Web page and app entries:

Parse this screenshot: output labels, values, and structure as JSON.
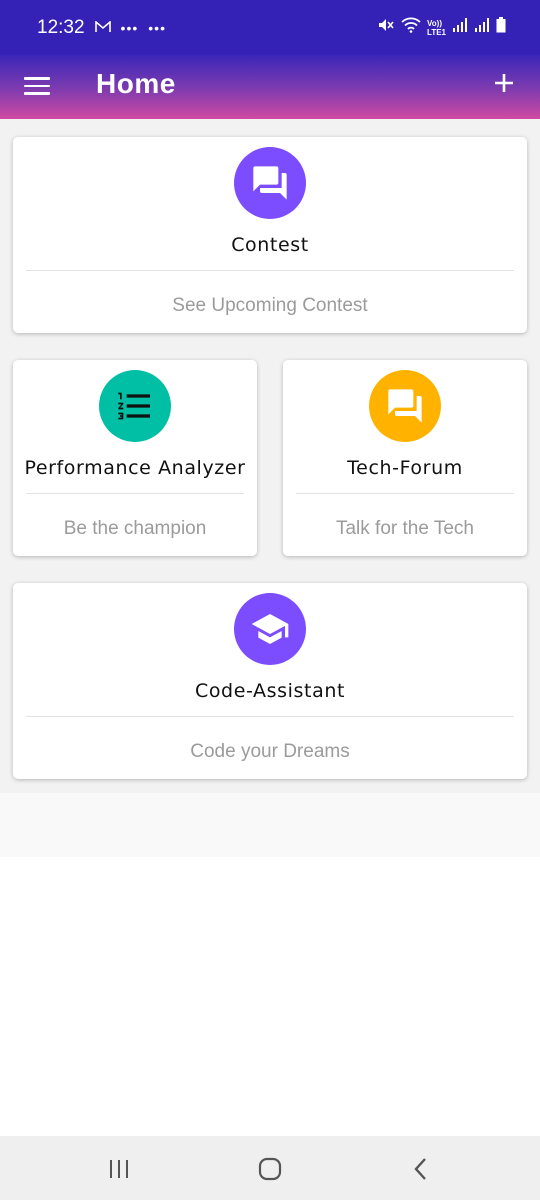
{
  "status_bar": {
    "time": "12:32",
    "notification_icons": [
      "gmail-icon",
      "more-dots",
      "more-dots"
    ],
    "system_icons": [
      "mute-icon",
      "wifi-icon",
      "volte-icon",
      "signal-icon",
      "signal-icon",
      "battery-icon"
    ],
    "volte_label": "Vo))",
    "lte_label": "LTE1"
  },
  "app_bar": {
    "title": "Home",
    "menu_icon": "hamburger-menu-icon",
    "add_icon": "plus-icon"
  },
  "cards": [
    {
      "id": "contest",
      "title": "Contest",
      "subtitle": "See Upcoming Contest",
      "icon": "chat-bubbles-icon",
      "color": "#7c4dff"
    },
    {
      "id": "performance",
      "title": "Performance Analyzer",
      "subtitle": "Be the champion",
      "icon": "numbered-list-icon",
      "color": "#00bfa5"
    },
    {
      "id": "tech-forum",
      "title": "Tech-Forum",
      "subtitle": "Talk for the Tech",
      "icon": "chat-bubbles-icon",
      "color": "#ffb300"
    },
    {
      "id": "code-assistant",
      "title": "Code-Assistant",
      "subtitle": "Code your Dreams",
      "icon": "graduation-cap-icon",
      "color": "#7c4dff"
    }
  ],
  "nav_bar": {
    "items": [
      "recent-apps-icon",
      "home-icon",
      "back-icon"
    ]
  },
  "colors": {
    "status_bar": "#3422b7",
    "app_bar_start": "#3a26b8",
    "app_bar_end": "#cf4aa2",
    "content_bg": "#f2f2f2",
    "subtitle": "#9b9b9b"
  }
}
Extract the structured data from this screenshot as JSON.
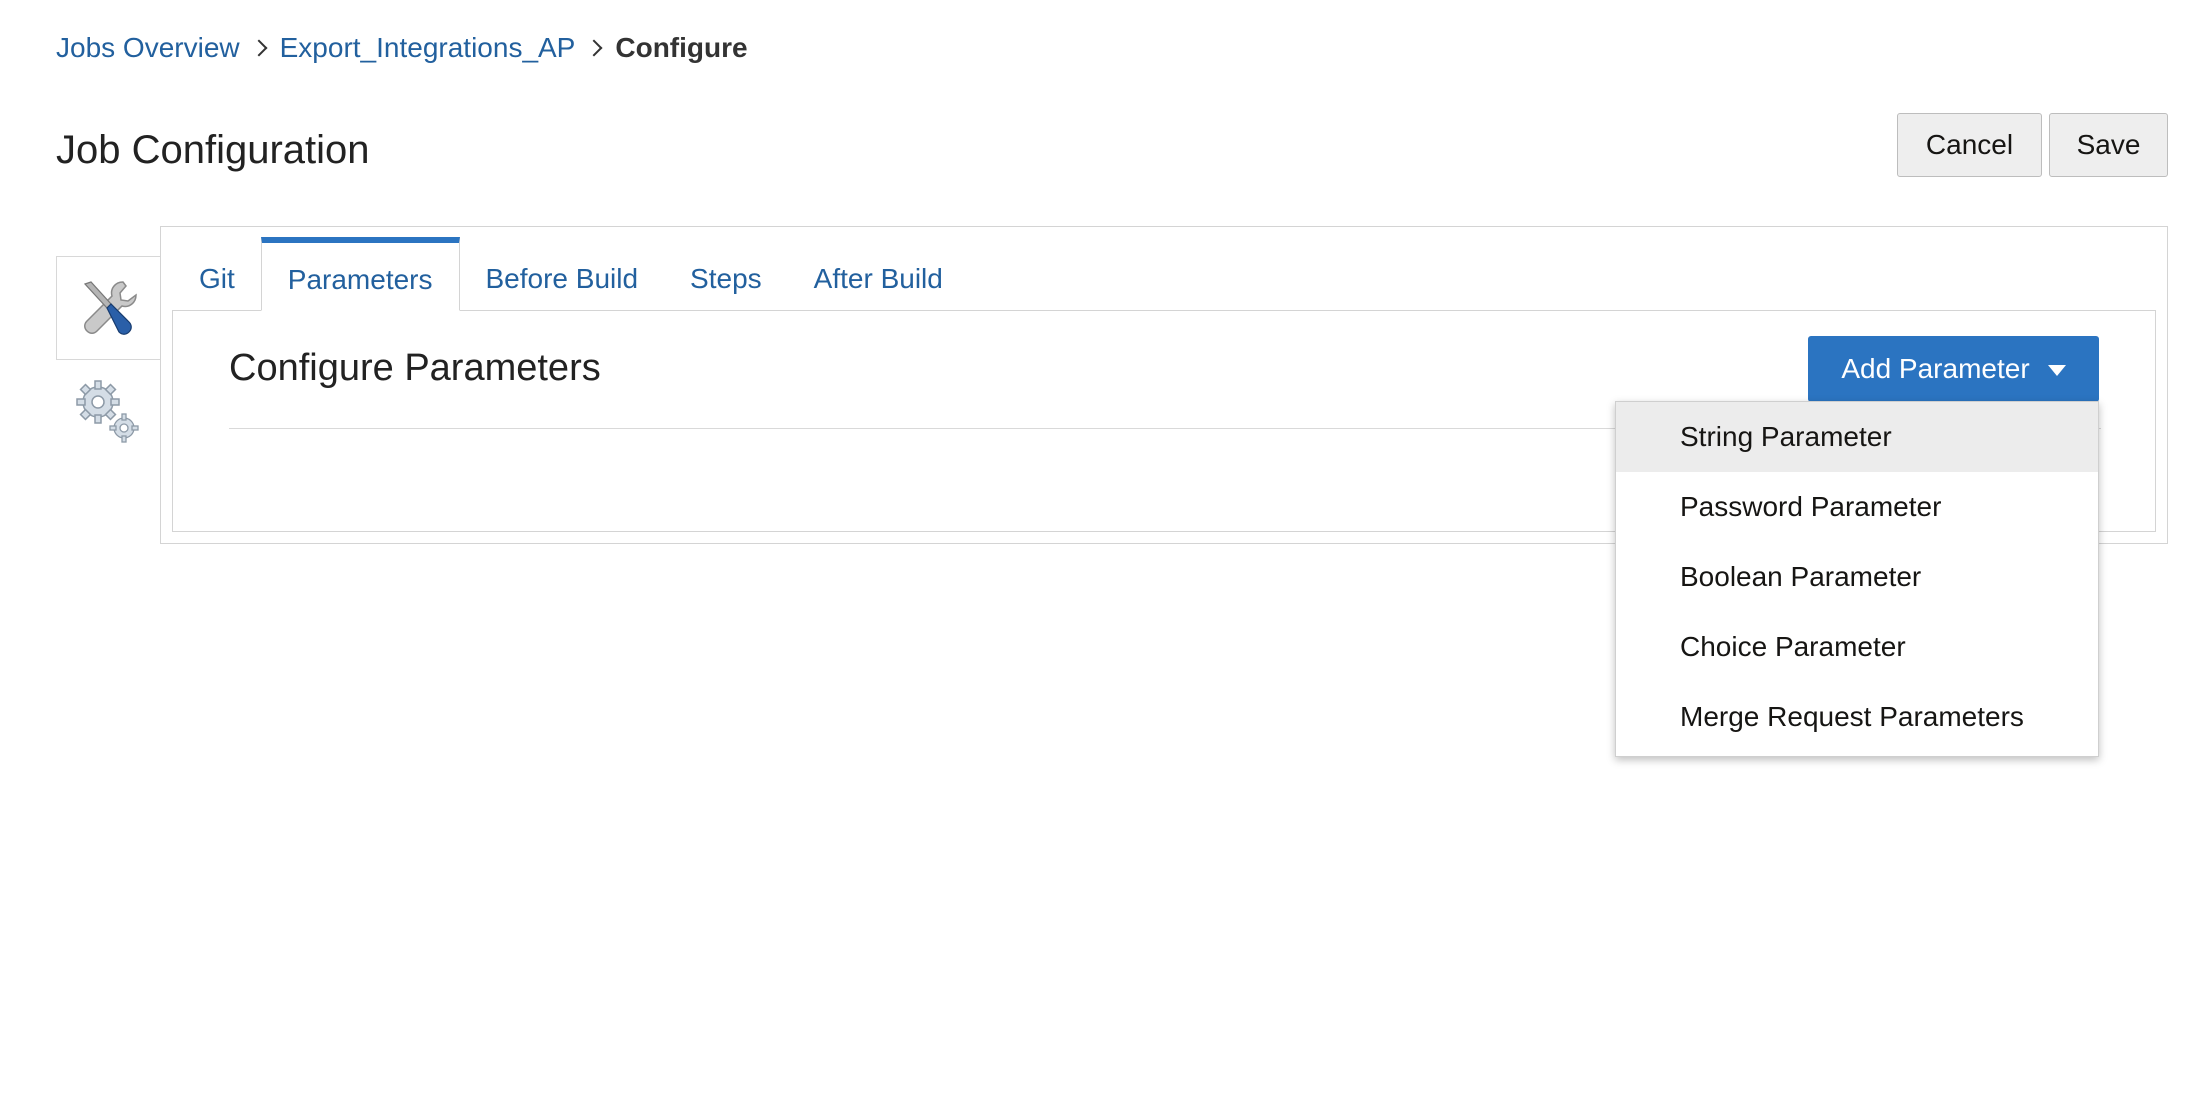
{
  "breadcrumb": {
    "items": [
      "Jobs Overview",
      "Export_Integrations_AP"
    ],
    "current": "Configure"
  },
  "page": {
    "title": "Job Configuration"
  },
  "header": {
    "cancel_label": "Cancel",
    "save_label": "Save"
  },
  "rail": {
    "items": [
      {
        "icon": "tools-icon",
        "active": true
      },
      {
        "icon": "gears-icon",
        "active": false
      }
    ]
  },
  "tabs": [
    {
      "label": "Git",
      "active": false
    },
    {
      "label": "Parameters",
      "active": true
    },
    {
      "label": "Before Build",
      "active": false
    },
    {
      "label": "Steps",
      "active": false
    },
    {
      "label": "After Build",
      "active": false
    }
  ],
  "section": {
    "title": "Configure Parameters",
    "add_button_label": "Add Parameter"
  },
  "menu": {
    "items": [
      "String Parameter",
      "Password Parameter",
      "Boolean Parameter",
      "Choice Parameter",
      "Merge Request Parameters"
    ],
    "highlighted_index": 0
  },
  "colors": {
    "link": "#22609e",
    "accent": "#2b74c1",
    "text": "#161513"
  }
}
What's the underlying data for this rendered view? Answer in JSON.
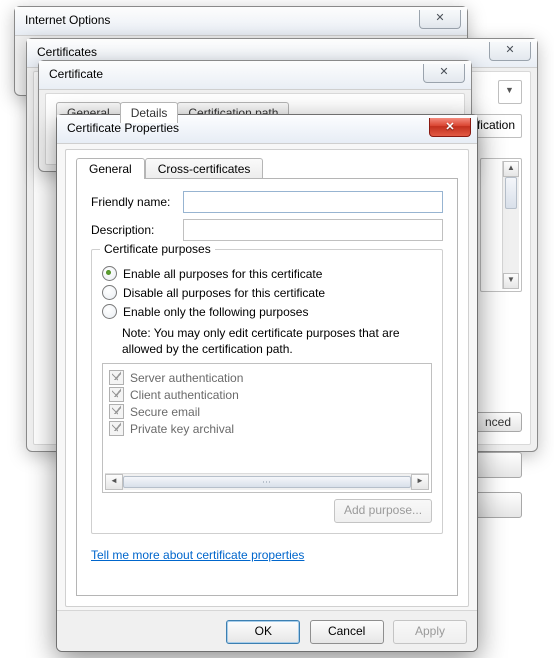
{
  "bg_windows": {
    "internet_options_title": "Internet Options",
    "certificates_title": "Certificates",
    "certificate_title": "Certificate",
    "certificate_tabs": {
      "general": "General",
      "details": "Details",
      "certpath": "Certification path"
    },
    "right_hints": {
      "fication_tab_frag": "fication",
      "advanced_btn_frag": "nced"
    }
  },
  "dialog": {
    "title": "Certificate Properties",
    "tabs": {
      "general": "General",
      "cross": "Cross-certificates"
    },
    "fields": {
      "friendly_label": "Friendly name:",
      "friendly_value": "",
      "description_label": "Description:",
      "description_value": ""
    },
    "group": {
      "legend": "Certificate purposes",
      "opt_enable_all": "Enable all purposes for this certificate",
      "opt_disable_all": "Disable all purposes for this certificate",
      "opt_enable_only": "Enable only the following purposes",
      "selected": "enable_all",
      "note": "Note: You may only edit certificate purposes that are allowed by the certification path.",
      "purposes": [
        "Server authentication",
        "Client authentication",
        "Secure email",
        "Private key archival"
      ],
      "add_purpose": "Add purpose..."
    },
    "help_link": "Tell me more about certificate properties",
    "buttons": {
      "ok": "OK",
      "cancel": "Cancel",
      "apply": "Apply"
    }
  },
  "glyphs": {
    "x": "✕",
    "up": "▲",
    "down": "▼",
    "left": "◄",
    "right": "►"
  }
}
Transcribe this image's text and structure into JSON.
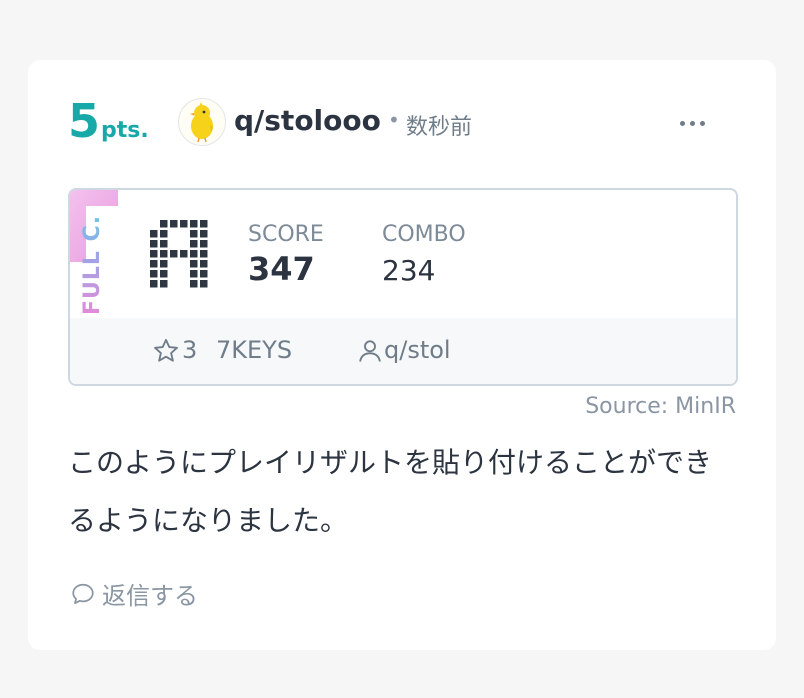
{
  "post": {
    "points_value": "5",
    "points_unit": "pts.",
    "username": "q/stolooo",
    "separator": "•",
    "timestamp": "数秒前",
    "more_menu_icon": "more-horizontal-icon",
    "avatar_icon": "chick-icon"
  },
  "result": {
    "lamp": "FULL C.",
    "rank": "A",
    "score_label": "SCORE",
    "score_value": "347",
    "combo_label": "COMBO",
    "combo_value": "234",
    "level": "3",
    "keys": "7KEYS",
    "player": "q/stol",
    "colors": {
      "lamp_start": "#e48ad7",
      "lamp_end": "#6fc6e8",
      "border": "#cfd8e0"
    }
  },
  "source": "Source: MinIR",
  "body": "このようにプレイリザルトを貼り付けることができるようになりました。",
  "reply_label": "返信する",
  "colors": {
    "points": "#17a9a8",
    "text": "#2b3440",
    "muted": "#8a96a3"
  }
}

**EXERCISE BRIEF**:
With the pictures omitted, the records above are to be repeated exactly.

**PROBLEM SOLUTION**:
Parse this screenshot: output labels, values, and structure as JSON.
{
  "status_bar": {
    "time": "12:32",
    "notification_icons": [
      "gmail-icon",
      "more-dots",
      "more-dots"
    ],
    "system_icons": [
      "mute-icon",
      "wifi-icon",
      "volte-icon",
      "signal-icon",
      "signal-icon",
      "battery-icon"
    ],
    "volte_label": "Vo))",
    "lte_label": "LTE1"
  },
  "app_bar": {
    "title": "Home",
    "menu_icon": "hamburger-menu-icon",
    "add_icon": "plus-icon"
  },
  "cards": [
    {
      "id": "contest",
      "title": "Contest",
      "subtitle": "See Upcoming Contest",
      "icon": "chat-bubbles-icon",
      "color": "#7c4dff"
    },
    {
      "id": "performance",
      "title": "Performance Analyzer",
      "subtitle": "Be the champion",
      "icon": "numbered-list-icon",
      "color": "#00bfa5"
    },
    {
      "id": "tech-forum",
      "title": "Tech-Forum",
      "subtitle": "Talk for the Tech",
      "icon": "chat-bubbles-icon",
      "color": "#ffb300"
    },
    {
      "id": "code-assistant",
      "title": "Code-Assistant",
      "subtitle": "Code your Dreams",
      "icon": "graduation-cap-icon",
      "color": "#7c4dff"
    }
  ],
  "nav_bar": {
    "items": [
      "recent-apps-icon",
      "home-icon",
      "back-icon"
    ]
  },
  "colors": {
    "status_bar": "#3422b7",
    "app_bar_start": "#3a26b8",
    "app_bar_end": "#cf4aa2",
    "content_bg": "#f2f2f2",
    "subtitle": "#9b9b9b"
  }
}
Extract the structured data from this screenshot as JSON.
{
  "breadcrumb": {
    "items": [
      "Jobs Overview",
      "Export_Integrations_AP"
    ],
    "current": "Configure"
  },
  "page": {
    "title": "Job Configuration"
  },
  "header": {
    "cancel_label": "Cancel",
    "save_label": "Save"
  },
  "rail": {
    "items": [
      {
        "icon": "tools-icon",
        "active": true
      },
      {
        "icon": "gears-icon",
        "active": false
      }
    ]
  },
  "tabs": [
    {
      "label": "Git",
      "active": false
    },
    {
      "label": "Parameters",
      "active": true
    },
    {
      "label": "Before Build",
      "active": false
    },
    {
      "label": "Steps",
      "active": false
    },
    {
      "label": "After Build",
      "active": false
    }
  ],
  "section": {
    "title": "Configure Parameters",
    "add_button_label": "Add Parameter"
  },
  "menu": {
    "items": [
      "String Parameter",
      "Password Parameter",
      "Boolean Parameter",
      "Choice Parameter",
      "Merge Request Parameters"
    ],
    "highlighted_index": 0
  },
  "colors": {
    "link": "#22609e",
    "accent": "#2b74c1",
    "text": "#161513"
  }
}
What's the underlying data for this rendered view? Answer in JSON.
{
  "bg_windows": {
    "internet_options_title": "Internet Options",
    "certificates_title": "Certificates",
    "certificate_title": "Certificate",
    "certificate_tabs": {
      "general": "General",
      "details": "Details",
      "certpath": "Certification path"
    },
    "right_hints": {
      "fication_tab_frag": "fication",
      "advanced_btn_frag": "nced"
    }
  },
  "dialog": {
    "title": "Certificate Properties",
    "tabs": {
      "general": "General",
      "cross": "Cross-certificates"
    },
    "fields": {
      "friendly_label": "Friendly name:",
      "friendly_value": "",
      "description_label": "Description:",
      "description_value": ""
    },
    "group": {
      "legend": "Certificate purposes",
      "opt_enable_all": "Enable all purposes for this certificate",
      "opt_disable_all": "Disable all purposes for this certificate",
      "opt_enable_only": "Enable only the following purposes",
      "selected": "enable_all",
      "note": "Note: You may only edit certificate purposes that are allowed by the certification path.",
      "purposes": [
        "Server authentication",
        "Client authentication",
        "Secure email",
        "Private key archival"
      ],
      "add_purpose": "Add purpose..."
    },
    "help_link": "Tell me more about certificate properties",
    "buttons": {
      "ok": "OK",
      "cancel": "Cancel",
      "apply": "Apply"
    }
  },
  "glyphs": {
    "x": "✕",
    "up": "▲",
    "down": "▼",
    "left": "◄",
    "right": "►"
  }
}
Transcribe this image's text and structure into JSON.
{
  "post": {
    "points_value": "5",
    "points_unit": "pts.",
    "username": "q/stolooo",
    "separator": "•",
    "timestamp": "数秒前",
    "more_menu_icon": "more-horizontal-icon",
    "avatar_icon": "chick-icon"
  },
  "result": {
    "lamp": "FULL C.",
    "rank": "A",
    "score_label": "SCORE",
    "score_value": "347",
    "combo_label": "COMBO",
    "combo_value": "234",
    "level": "3",
    "keys": "7KEYS",
    "player": "q/stol",
    "colors": {
      "lamp_start": "#e48ad7",
      "lamp_end": "#6fc6e8",
      "border": "#cfd8e0"
    }
  },
  "source": "Source: MinIR",
  "body": "このようにプレイリザルトを貼り付けることができるようになりました。",
  "reply_label": "返信する",
  "colors": {
    "points": "#17a9a8",
    "text": "#2b3440",
    "muted": "#8a96a3"
  }
}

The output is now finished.